By Margarita Nahapetyan
Mounting evidence suggests that a sound of music can reduce pain in newborn babies during common medical procedures and encourage better oral feeding for premature babies. Music is increasingly being used in neonatal units, where the little patients are too vulnerable to be given some regular painkillers.
Many people find listening to music very relaxing, and there has been a lot of research done on the mater demonstrating that listening to music can lead to less problems associated with heart and feeling less pain even by very young listeners. That is why the investigators from the University of Alberta in Canada got interested if music may really have that effect on newborn babies when it comes to relieving pain during some routine procedures, such as having blood drawn from a heel prick (a common procedure for taking a blood sample from newborns), for example. In addition, the experts wanted also to find out if the use of music could help premature babies develop their sucking skills, so they could be better breastfed or take a bottle.
Out of more than 1,000 studies, the researchers selected nine trials that were published between 1989 and 2006, in order to analyze in detail the effect of music on feeding rates and on physiology and behaviors. The team focused particularly on several studies observing music that was played to newborns during painful procedures such as circumcisions and heel prick tests. Some of the studies used lullabies with or without added sounds, such as heartbeats or womb noises, and one of them used live music. Some hospitals were using music by some of the great composers, like Mozart. Based on their analysis, the experts from Canada found the following:
According to one of the studies, newborn babies experienced less pain, had lower heart rates and showed better oxygen levels in their blood if music was playing while they had a procedure of heel prick. The results of another study revealed that there were significant improvements among premature babies who were older than thirty one weeks, but not among babies who were younger.
One good-quality study demonstrated that newborn babies expressed less pain, had lower heart rates and better levels of oxygen if music was playing during the procedure of circumcision. Two other investigations showed that playing music did not appear to make any difference, but those studies were very small studies and not well done.
Many pre-term babies have a hard time breastfeeding or using a bottle because they experience difficulties with sucking coordination, as well as with swallowing and breathing. While carrying out one experiment, the experts gave some babies a dummy that was playing lullabies when sucked. those babies who used this special experiment tool improved their feeding habits, compared to those who did not use the dummy.
Overall, the researchers came to the conclusion that music may help newborn babies, but many of the studies reviewed were not of a good quality.The study authors, Dr. Manoj Kumar and his colleagues, said that there is preliminary evidence to suggest that "music may have beneficial effects in terms of physiological parameters, behavioral states and pain reduction during painful medical procedures." The experts added that larger and better-quality trials are needed to confirm the therapeutic benefits of music for specific indications and to find out the best ways to use music.

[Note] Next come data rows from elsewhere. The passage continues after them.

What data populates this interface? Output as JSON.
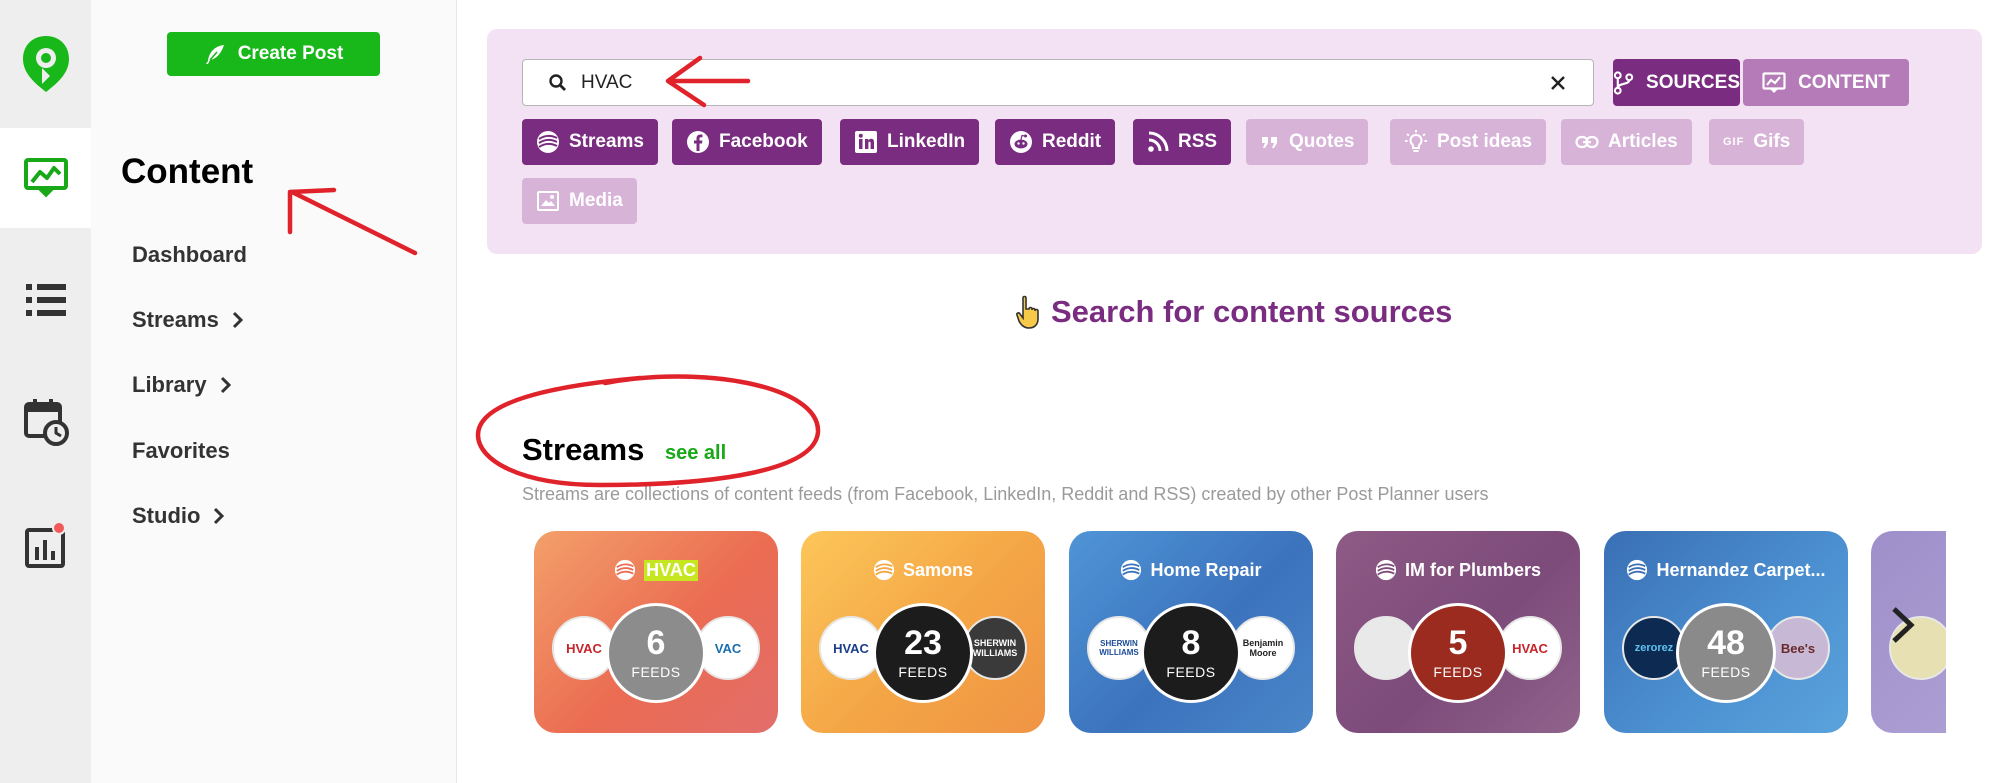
{
  "sidebar_rail": {
    "items": [
      {
        "icon": "post-planner-logo-icon"
      },
      {
        "icon": "content-chart-icon",
        "active": true
      },
      {
        "icon": "list-icon"
      },
      {
        "icon": "calendar-clock-icon"
      },
      {
        "icon": "analytics-icon",
        "badge": true
      }
    ]
  },
  "sidenav": {
    "create_label": "Create Post",
    "title": "Content",
    "items": [
      {
        "label": "Dashboard",
        "chevron": false
      },
      {
        "label": "Streams",
        "chevron": true
      },
      {
        "label": "Library",
        "chevron": true
      },
      {
        "label": "Favorites",
        "chevron": false
      },
      {
        "label": "Studio",
        "chevron": true
      }
    ]
  },
  "search": {
    "value": "HVAC",
    "placeholder": ""
  },
  "modes": {
    "sources_label": "SOURCES",
    "content_label": "CONTENT"
  },
  "filters": [
    {
      "label": "Streams",
      "icon": "streams-icon",
      "active": true
    },
    {
      "label": "Facebook",
      "icon": "facebook-icon",
      "active": true
    },
    {
      "label": "LinkedIn",
      "icon": "linkedin-icon",
      "active": true
    },
    {
      "label": "Reddit",
      "icon": "reddit-icon",
      "active": true
    },
    {
      "label": "RSS",
      "icon": "rss-icon",
      "active": true
    },
    {
      "label": "Quotes",
      "icon": "quote-icon",
      "active": false
    },
    {
      "label": "Post ideas",
      "icon": "lightbulb-icon",
      "active": false
    },
    {
      "label": "Articles",
      "icon": "link-icon",
      "active": false
    },
    {
      "label": "Gifs",
      "icon": "gif-icon",
      "active": false
    },
    {
      "label": "Media",
      "icon": "image-icon",
      "active": false
    }
  ],
  "hero": {
    "text": "Search for content sources"
  },
  "streams_section": {
    "title": "Streams",
    "see_all": "see all",
    "description": "Streams are collections of content feeds (from Facebook, LinkedIn, Reddit and RSS) created by other Post Planner users"
  },
  "stream_cards": [
    {
      "title": "HVAC",
      "highlight": true,
      "count": "6",
      "feeds_label": "FEEDS",
      "left_thumb": "HVAC",
      "right_thumb": "VAC"
    },
    {
      "title": "Samons",
      "highlight": false,
      "count": "23",
      "feeds_label": "FEEDS",
      "left_thumb": "HVAC",
      "right_thumb": "SHERWIN WILLIAMS"
    },
    {
      "title": "Home Repair",
      "highlight": false,
      "count": "8",
      "feeds_label": "FEEDS",
      "left_thumb": "SHERWIN WILLIAMS",
      "right_thumb": "Benjamin Moore"
    },
    {
      "title": "IM for Plumbers",
      "highlight": false,
      "count": "5",
      "feeds_label": "FEEDS",
      "left_thumb": "",
      "right_thumb": "HVAC"
    },
    {
      "title": "Hernandez Carpet...",
      "highlight": false,
      "count": "48",
      "feeds_label": "FEEDS",
      "left_thumb": "zerorez",
      "right_thumb": "Bee's"
    }
  ],
  "colors": {
    "brand_green": "#18b81a",
    "brand_purple": "#7a2d80",
    "chip_disabled": "#d7b3d8",
    "panel_bg": "#f3e2f3"
  }
}
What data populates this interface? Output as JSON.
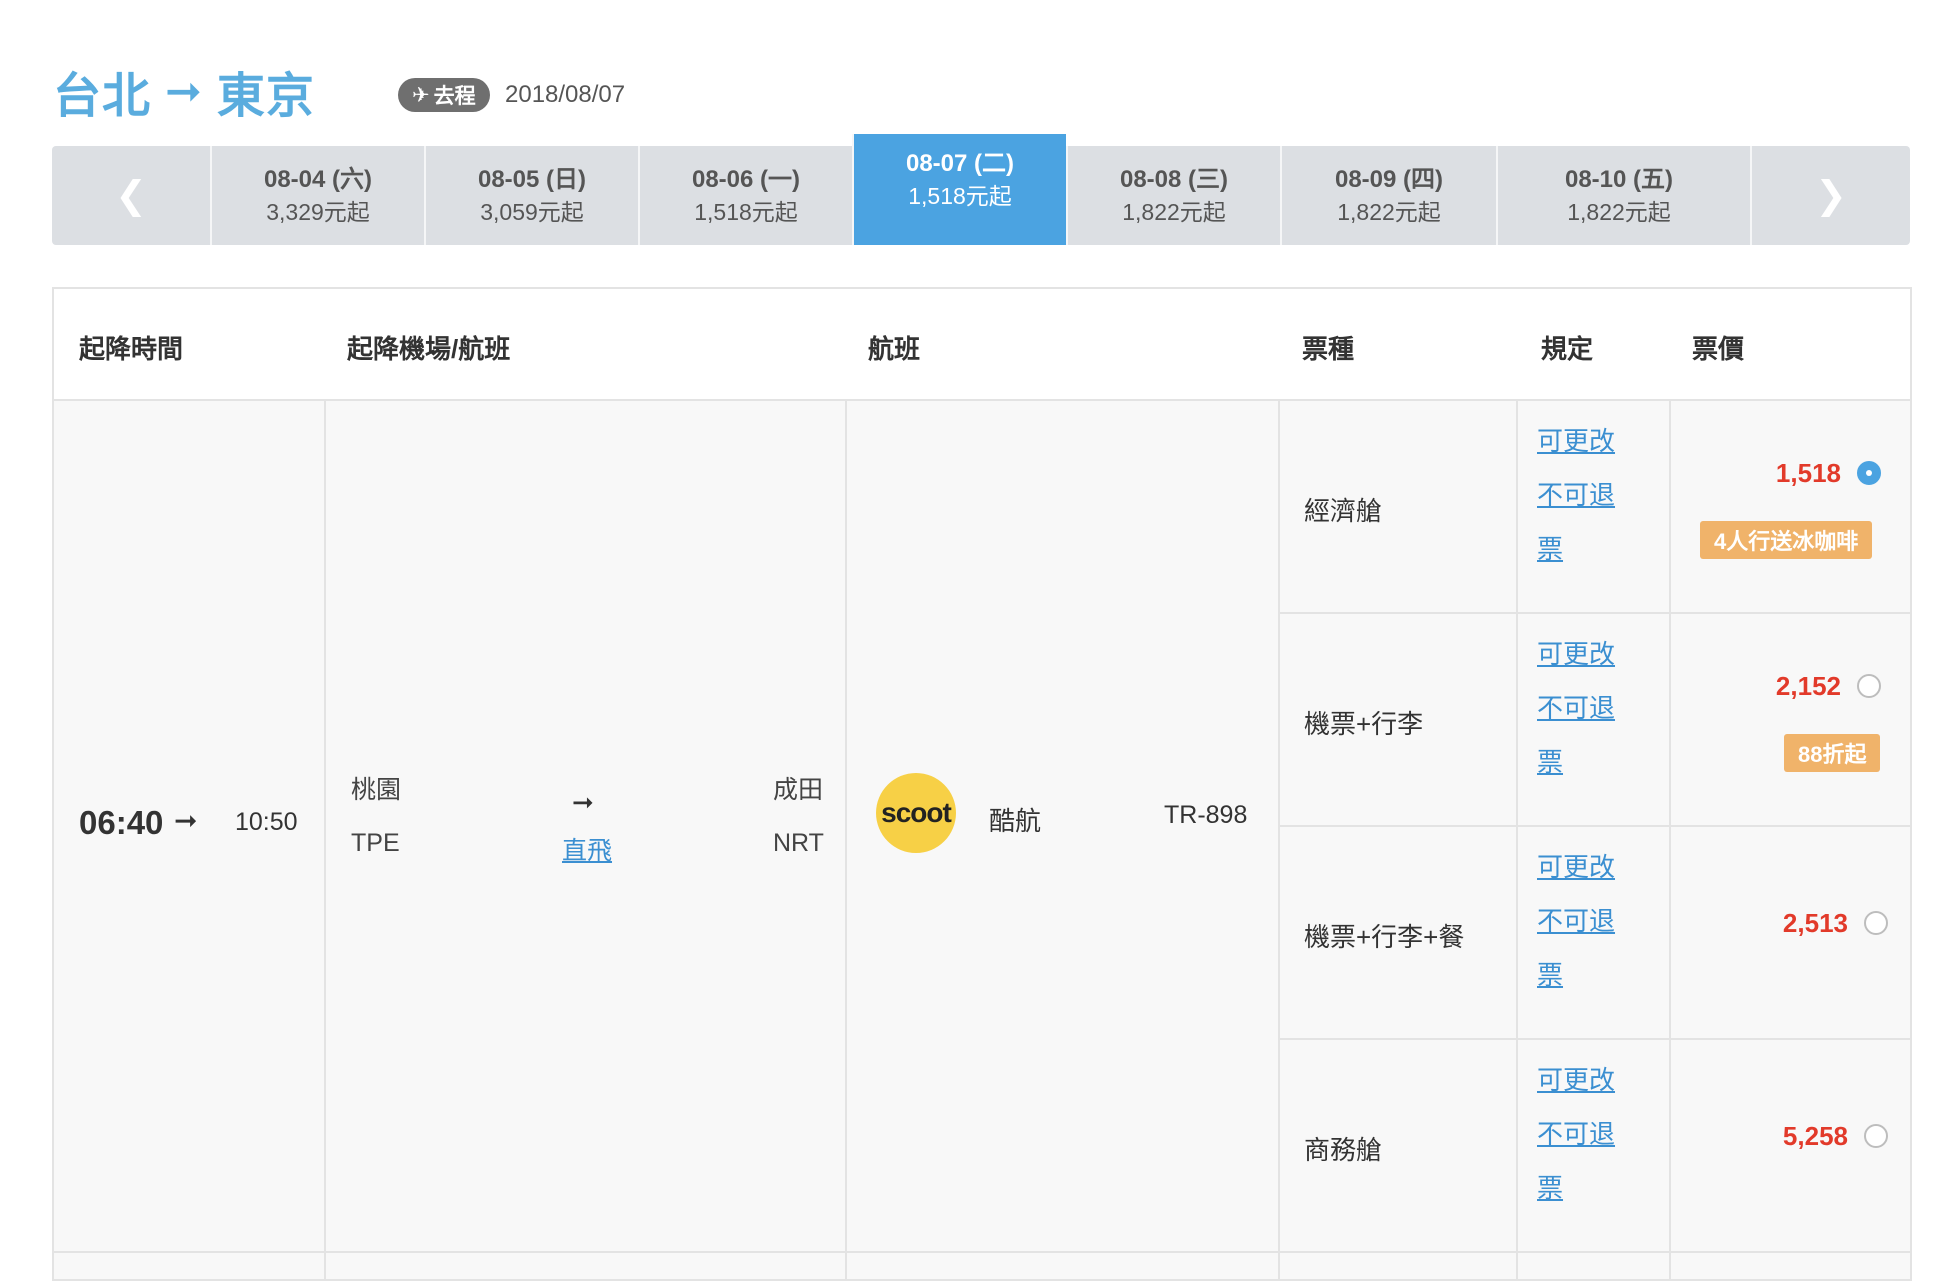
{
  "header": {
    "origin": "台北",
    "arrow": "➞",
    "destination": "東京",
    "trip_type": "去程",
    "trip_icon": "plane-icon",
    "date": "2018/08/07"
  },
  "date_strip": {
    "prev_icon": "chevron-left-icon",
    "next_icon": "chevron-right-icon",
    "tabs": [
      {
        "date": "08-04 (六)",
        "price": "3,329元起",
        "active": false
      },
      {
        "date": "08-05 (日)",
        "price": "3,059元起",
        "active": false
      },
      {
        "date": "08-06 (一)",
        "price": "1,518元起",
        "active": false
      },
      {
        "date": "08-07 (二)",
        "price": "1,518元起",
        "active": true
      },
      {
        "date": "08-08 (三)",
        "price": "1,822元起",
        "active": false
      },
      {
        "date": "08-09 (四)",
        "price": "1,822元起",
        "active": false
      },
      {
        "date": "08-10 (五)",
        "price": "1,822元起",
        "active": false
      }
    ],
    "active_color": "#4ba3e1"
  },
  "table": {
    "headers": {
      "time": "起降時間",
      "airport": "起降機場/航班",
      "flight": "航班",
      "fare_type": "票種",
      "rules": "規定",
      "price": "票價"
    },
    "flight": {
      "depart_time": "06:40",
      "arrow": "➞",
      "arrive_time": "10:50",
      "depart_airport_name": "桃園",
      "depart_airport_code": "TPE",
      "arrive_airport_name": "成田",
      "arrive_airport_code": "NRT",
      "route_type": "直飛",
      "airline_logo_text": "scoot",
      "airline_logo_color": "#f7d046",
      "airline_name": "酷航",
      "flight_number": "TR-898"
    },
    "fares": [
      {
        "name": "經濟艙",
        "rule_change": "可更改",
        "rule_refund": "不可退票",
        "price": "1,518",
        "selected": true,
        "promo": "4人行送冰咖啡"
      },
      {
        "name": "機票+行李",
        "rule_change": "可更改",
        "rule_refund": "不可退票",
        "price": "2,152",
        "selected": false,
        "promo": "88折起"
      },
      {
        "name": "機票+行李+餐",
        "rule_change": "可更改",
        "rule_refund": "不可退票",
        "price": "2,513",
        "selected": false,
        "promo": ""
      },
      {
        "name": "商務艙",
        "rule_change": "可更改",
        "rule_refund": "不可退票",
        "price": "5,258",
        "selected": false,
        "promo": ""
      }
    ],
    "price_color": "#e23a2a",
    "promo_color": "#f0b36a"
  }
}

The findings are published in the Archives of Disease in Childhood journal.